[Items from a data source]
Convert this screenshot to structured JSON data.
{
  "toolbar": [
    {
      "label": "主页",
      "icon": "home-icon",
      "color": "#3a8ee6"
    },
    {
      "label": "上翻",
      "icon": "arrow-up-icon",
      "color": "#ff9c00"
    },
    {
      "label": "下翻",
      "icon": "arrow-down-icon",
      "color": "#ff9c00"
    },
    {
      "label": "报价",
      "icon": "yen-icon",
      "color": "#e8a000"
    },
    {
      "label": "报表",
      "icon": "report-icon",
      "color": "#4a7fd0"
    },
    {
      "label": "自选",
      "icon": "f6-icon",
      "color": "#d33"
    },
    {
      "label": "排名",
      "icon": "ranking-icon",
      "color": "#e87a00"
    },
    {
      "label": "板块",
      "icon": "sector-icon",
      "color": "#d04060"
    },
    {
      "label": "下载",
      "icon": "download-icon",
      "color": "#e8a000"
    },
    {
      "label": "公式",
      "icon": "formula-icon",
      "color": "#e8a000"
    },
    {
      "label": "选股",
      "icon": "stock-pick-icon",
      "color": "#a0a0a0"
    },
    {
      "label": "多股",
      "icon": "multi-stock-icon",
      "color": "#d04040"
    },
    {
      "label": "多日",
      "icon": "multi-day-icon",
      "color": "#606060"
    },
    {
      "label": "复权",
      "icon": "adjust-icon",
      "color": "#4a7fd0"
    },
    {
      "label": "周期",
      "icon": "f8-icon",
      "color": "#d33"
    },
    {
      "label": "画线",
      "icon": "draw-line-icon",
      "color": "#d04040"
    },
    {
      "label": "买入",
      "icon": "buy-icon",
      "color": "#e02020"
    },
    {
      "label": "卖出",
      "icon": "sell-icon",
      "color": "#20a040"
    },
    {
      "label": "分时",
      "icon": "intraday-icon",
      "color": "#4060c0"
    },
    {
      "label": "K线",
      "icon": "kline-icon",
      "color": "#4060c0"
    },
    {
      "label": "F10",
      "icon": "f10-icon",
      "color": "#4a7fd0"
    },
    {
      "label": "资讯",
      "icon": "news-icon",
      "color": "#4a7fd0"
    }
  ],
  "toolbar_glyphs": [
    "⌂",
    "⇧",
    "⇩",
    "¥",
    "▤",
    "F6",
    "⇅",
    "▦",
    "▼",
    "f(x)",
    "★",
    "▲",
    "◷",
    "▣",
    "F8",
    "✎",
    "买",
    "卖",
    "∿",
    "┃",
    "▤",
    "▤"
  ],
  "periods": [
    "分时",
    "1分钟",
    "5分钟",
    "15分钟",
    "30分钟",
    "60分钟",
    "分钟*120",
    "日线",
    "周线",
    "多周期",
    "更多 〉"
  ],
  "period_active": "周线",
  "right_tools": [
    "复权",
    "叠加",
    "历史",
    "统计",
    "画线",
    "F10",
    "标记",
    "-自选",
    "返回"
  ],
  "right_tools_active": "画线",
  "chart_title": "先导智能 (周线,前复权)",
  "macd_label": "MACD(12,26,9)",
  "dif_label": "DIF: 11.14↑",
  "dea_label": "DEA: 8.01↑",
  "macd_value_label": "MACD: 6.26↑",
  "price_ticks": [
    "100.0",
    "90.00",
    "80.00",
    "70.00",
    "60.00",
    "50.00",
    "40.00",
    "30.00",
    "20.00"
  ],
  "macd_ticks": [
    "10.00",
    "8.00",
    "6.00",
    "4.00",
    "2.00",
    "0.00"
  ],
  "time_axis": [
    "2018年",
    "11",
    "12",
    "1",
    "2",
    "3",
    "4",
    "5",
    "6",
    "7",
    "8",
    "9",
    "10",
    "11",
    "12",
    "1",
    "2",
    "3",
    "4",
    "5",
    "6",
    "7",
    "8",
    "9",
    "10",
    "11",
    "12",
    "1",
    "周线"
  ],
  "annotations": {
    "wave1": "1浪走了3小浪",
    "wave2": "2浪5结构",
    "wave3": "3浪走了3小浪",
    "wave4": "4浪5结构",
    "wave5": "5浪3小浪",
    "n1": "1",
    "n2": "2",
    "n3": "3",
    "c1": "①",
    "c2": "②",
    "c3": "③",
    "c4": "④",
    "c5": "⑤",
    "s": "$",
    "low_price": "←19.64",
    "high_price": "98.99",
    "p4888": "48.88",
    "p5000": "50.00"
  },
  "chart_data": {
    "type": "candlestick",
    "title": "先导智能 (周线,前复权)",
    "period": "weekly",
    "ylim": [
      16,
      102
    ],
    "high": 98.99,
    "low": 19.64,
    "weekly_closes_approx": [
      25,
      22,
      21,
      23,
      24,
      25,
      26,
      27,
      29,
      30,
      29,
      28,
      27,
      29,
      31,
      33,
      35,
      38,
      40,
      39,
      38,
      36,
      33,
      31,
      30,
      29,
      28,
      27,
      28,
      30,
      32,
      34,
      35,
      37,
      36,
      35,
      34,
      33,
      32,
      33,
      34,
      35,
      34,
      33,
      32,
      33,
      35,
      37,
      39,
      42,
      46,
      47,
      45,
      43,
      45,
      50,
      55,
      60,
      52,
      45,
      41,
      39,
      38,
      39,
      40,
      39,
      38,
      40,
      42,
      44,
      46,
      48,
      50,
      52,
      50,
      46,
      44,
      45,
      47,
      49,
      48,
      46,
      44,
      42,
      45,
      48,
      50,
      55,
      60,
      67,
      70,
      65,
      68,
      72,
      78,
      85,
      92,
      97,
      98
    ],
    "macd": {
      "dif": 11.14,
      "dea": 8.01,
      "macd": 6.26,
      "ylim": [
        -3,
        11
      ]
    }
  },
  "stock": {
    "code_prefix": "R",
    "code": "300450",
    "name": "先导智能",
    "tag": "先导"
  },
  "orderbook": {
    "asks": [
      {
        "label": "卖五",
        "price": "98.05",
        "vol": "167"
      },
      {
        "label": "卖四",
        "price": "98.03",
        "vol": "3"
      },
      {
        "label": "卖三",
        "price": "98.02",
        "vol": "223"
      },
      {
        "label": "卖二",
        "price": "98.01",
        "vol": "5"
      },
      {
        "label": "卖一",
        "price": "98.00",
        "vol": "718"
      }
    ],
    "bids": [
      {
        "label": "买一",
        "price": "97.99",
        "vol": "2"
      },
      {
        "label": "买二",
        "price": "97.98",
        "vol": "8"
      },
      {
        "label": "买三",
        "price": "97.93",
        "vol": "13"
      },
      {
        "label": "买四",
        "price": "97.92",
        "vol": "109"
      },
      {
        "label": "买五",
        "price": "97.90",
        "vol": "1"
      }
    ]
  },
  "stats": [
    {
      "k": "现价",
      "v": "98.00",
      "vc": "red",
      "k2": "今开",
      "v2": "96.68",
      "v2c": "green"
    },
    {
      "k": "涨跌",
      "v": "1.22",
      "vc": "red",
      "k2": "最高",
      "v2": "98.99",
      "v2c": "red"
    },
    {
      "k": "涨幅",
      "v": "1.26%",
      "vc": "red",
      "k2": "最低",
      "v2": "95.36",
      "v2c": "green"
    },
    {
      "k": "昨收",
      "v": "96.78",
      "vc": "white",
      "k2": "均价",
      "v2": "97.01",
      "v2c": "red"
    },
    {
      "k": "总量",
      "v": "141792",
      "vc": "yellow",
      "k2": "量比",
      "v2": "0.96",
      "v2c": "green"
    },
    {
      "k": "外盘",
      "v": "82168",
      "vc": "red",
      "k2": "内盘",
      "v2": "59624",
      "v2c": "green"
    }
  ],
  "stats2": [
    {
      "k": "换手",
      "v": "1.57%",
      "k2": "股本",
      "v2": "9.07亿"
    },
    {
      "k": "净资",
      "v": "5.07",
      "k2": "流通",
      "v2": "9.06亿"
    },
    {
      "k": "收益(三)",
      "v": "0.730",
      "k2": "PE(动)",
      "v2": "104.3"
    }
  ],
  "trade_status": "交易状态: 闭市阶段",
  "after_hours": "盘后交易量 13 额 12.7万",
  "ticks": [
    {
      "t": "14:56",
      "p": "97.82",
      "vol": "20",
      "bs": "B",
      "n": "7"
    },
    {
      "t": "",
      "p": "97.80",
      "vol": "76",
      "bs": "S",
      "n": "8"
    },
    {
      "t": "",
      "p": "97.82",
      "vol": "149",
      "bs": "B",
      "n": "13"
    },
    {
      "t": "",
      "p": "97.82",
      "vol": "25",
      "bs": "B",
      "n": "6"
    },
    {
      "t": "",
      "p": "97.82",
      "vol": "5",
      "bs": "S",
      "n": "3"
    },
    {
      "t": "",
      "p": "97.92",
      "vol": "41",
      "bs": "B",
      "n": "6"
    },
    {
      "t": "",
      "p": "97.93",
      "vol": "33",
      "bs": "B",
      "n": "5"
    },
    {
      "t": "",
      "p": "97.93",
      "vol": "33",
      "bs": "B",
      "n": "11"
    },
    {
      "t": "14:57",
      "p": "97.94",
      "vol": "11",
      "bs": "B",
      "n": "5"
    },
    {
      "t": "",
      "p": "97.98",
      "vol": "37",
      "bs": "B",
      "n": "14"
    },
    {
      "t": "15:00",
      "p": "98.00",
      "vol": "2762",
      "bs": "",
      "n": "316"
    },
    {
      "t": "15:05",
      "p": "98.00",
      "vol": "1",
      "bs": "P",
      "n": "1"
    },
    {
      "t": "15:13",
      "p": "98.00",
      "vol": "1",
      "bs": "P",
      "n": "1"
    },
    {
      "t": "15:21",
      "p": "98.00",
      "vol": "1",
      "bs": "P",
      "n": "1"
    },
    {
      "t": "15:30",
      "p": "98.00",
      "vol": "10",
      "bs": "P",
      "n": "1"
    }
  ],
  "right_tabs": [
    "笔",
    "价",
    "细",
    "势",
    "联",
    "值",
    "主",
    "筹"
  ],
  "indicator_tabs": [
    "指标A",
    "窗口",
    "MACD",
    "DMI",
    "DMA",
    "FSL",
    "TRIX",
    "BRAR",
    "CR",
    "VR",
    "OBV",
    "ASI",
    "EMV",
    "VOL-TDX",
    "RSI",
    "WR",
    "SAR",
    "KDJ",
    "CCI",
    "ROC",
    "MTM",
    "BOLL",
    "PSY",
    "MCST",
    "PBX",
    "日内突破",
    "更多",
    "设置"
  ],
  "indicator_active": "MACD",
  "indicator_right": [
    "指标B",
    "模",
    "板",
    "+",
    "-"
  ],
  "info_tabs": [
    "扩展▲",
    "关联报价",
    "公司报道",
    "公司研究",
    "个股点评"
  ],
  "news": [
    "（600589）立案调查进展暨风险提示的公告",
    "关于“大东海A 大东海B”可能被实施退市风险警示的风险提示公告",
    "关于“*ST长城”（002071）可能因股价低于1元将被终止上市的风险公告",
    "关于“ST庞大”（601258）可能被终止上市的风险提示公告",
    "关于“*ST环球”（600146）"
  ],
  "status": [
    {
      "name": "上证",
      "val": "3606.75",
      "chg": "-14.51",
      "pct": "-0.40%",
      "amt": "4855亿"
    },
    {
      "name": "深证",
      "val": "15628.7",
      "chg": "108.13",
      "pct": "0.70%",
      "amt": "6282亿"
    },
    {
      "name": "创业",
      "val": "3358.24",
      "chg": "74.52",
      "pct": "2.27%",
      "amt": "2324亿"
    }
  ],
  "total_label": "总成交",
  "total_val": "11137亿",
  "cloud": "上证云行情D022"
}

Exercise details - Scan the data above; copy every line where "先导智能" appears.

Solution to this problem -
  "chart_title": "先导智能 (周线,前复权)",
    "title": "先导智能 (周线,前复权)",
    "name": "先导智能",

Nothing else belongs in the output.